In full and without alteration, reproduce every record.

#### [Source material]

☆ ☆ ☆ ☆ ☆ ☆ ☆

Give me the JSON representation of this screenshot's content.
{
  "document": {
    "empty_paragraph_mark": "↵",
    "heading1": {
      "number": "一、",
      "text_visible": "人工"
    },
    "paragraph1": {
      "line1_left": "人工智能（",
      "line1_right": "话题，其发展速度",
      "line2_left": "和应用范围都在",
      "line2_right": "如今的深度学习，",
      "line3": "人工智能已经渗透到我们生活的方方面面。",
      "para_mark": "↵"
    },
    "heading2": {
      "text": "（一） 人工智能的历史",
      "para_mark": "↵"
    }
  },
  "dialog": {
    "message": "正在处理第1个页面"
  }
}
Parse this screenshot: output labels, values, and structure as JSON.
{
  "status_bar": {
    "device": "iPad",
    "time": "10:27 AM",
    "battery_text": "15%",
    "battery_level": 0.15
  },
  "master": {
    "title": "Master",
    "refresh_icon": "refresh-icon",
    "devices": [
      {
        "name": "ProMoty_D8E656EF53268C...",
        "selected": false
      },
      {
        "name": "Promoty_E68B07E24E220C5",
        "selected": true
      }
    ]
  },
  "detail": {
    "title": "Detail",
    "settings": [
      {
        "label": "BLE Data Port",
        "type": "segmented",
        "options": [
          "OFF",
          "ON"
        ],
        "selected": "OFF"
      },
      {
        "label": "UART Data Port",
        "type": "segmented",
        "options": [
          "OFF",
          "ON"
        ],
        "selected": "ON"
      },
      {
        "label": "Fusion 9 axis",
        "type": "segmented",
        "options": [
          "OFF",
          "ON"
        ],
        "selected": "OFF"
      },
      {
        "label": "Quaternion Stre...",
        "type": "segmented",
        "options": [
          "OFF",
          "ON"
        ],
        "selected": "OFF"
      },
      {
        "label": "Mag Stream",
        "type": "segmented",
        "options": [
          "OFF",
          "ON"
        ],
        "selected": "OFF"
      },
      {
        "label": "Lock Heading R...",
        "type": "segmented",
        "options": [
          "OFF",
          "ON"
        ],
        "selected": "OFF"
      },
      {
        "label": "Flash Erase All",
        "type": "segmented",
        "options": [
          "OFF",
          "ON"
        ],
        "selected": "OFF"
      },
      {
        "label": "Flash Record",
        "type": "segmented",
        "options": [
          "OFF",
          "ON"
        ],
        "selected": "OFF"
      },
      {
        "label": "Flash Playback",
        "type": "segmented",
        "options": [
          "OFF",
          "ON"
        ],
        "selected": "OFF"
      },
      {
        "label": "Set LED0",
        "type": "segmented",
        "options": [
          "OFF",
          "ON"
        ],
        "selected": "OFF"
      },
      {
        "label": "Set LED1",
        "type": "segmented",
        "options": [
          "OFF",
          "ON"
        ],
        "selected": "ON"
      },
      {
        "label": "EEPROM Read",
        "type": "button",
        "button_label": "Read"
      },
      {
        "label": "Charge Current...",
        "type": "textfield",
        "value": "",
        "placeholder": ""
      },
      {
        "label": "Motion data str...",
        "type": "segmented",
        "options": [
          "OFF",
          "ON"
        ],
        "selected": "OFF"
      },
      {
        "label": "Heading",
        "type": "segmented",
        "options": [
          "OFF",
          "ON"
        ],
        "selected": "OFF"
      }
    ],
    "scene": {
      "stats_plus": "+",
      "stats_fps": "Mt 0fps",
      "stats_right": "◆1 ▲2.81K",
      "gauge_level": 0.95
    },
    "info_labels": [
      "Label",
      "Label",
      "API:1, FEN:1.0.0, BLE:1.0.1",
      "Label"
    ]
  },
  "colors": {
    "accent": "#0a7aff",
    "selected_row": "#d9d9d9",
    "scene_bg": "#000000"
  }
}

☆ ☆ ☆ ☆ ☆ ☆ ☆

#### [Answer space]
Give me the JSON representation of this screenshot's content.
{
  "document": {
    "empty_paragraph_mark": "↵",
    "heading1": {
      "number": "一、",
      "text_visible": "人工"
    },
    "paragraph1": {
      "line1_left": "人工智能（",
      "line1_right": "话题，其发展速度",
      "line2_left": "和应用范围都在",
      "line2_right": "如今的深度学习，",
      "line3": "人工智能已经渗透到我们生活的方方面面。",
      "para_mark": "↵"
    },
    "heading2": {
      "text": "（一） 人工智能的历史",
      "para_mark": "↵"
    }
  },
  "dialog": {
    "message": "正在处理第1个页面"
  }
}
Parse this screenshot: output labels, values, and structure as JSON.
{
  "status_bar": {
    "device": "iPad",
    "time": "10:27 AM",
    "battery_text": "15%",
    "battery_level": 0.15
  },
  "master": {
    "title": "Master",
    "refresh_icon": "refresh-icon",
    "devices": [
      {
        "name": "ProMoty_D8E656EF53268C...",
        "selected": false
      },
      {
        "name": "Promoty_E68B07E24E220C5",
        "selected": true
      }
    ]
  },
  "detail": {
    "title": "Detail",
    "settings": [
      {
        "label": "BLE Data Port",
        "type": "segmented",
        "options": [
          "OFF",
          "ON"
        ],
        "selected": "OFF"
      },
      {
        "label": "UART Data Port",
        "type": "segmented",
        "options": [
          "OFF",
          "ON"
        ],
        "selected": "ON"
      },
      {
        "label": "Fusion 9 axis",
        "type": "segmented",
        "options": [
          "OFF",
          "ON"
        ],
        "selected": "OFF"
      },
      {
        "label": "Quaternion Stre...",
        "type": "segmented",
        "options": [
          "OFF",
          "ON"
        ],
        "selected": "OFF"
      },
      {
        "label": "Mag Stream",
        "type": "segmented",
        "options": [
          "OFF",
          "ON"
        ],
        "selected": "OFF"
      },
      {
        "label": "Lock Heading R...",
        "type": "segmented",
        "options": [
          "OFF",
          "ON"
        ],
        "selected": "OFF"
      },
      {
        "label": "Flash Erase All",
        "type": "segmented",
        "options": [
          "OFF",
          "ON"
        ],
        "selected": "OFF"
      },
      {
        "label": "Flash Record",
        "type": "segmented",
        "options": [
          "OFF",
          "ON"
        ],
        "selected": "OFF"
      },
      {
        "label": "Flash Playback",
        "type": "segmented",
        "options": [
          "OFF",
          "ON"
        ],
        "selected": "OFF"
      },
      {
        "label": "Set LED0",
        "type": "segmented",
        "options": [
          "OFF",
          "ON"
        ],
        "selected": "OFF"
      },
      {
        "label": "Set LED1",
        "type": "segmented",
        "options": [
          "OFF",
          "ON"
        ],
        "selected": "ON"
      },
      {
        "label": "EEPROM Read",
        "type": "button",
        "button_label": "Read"
      },
      {
        "label": "Charge Current...",
        "type": "textfield",
        "value": "",
        "placeholder": ""
      },
      {
        "label": "Motion data str...",
        "type": "segmented",
        "options": [
          "OFF",
          "ON"
        ],
        "selected": "OFF"
      },
      {
        "label": "Heading",
        "type": "segmented",
        "options": [
          "OFF",
          "ON"
        ],
        "selected": "OFF"
      }
    ],
    "scene": {
      "stats_plus": "+",
      "stats_fps": "Mt 0fps",
      "stats_right": "◆1 ▲2.81K",
      "gauge_level": 0.95
    },
    "info_labels": [
      "Label",
      "Label",
      "API:1, FEN:1.0.0, BLE:1.0.1",
      "Label"
    ]
  },
  "colors": {
    "accent": "#0a7aff",
    "selected_row": "#d9d9d9",
    "scene_bg": "#000000"
  }
}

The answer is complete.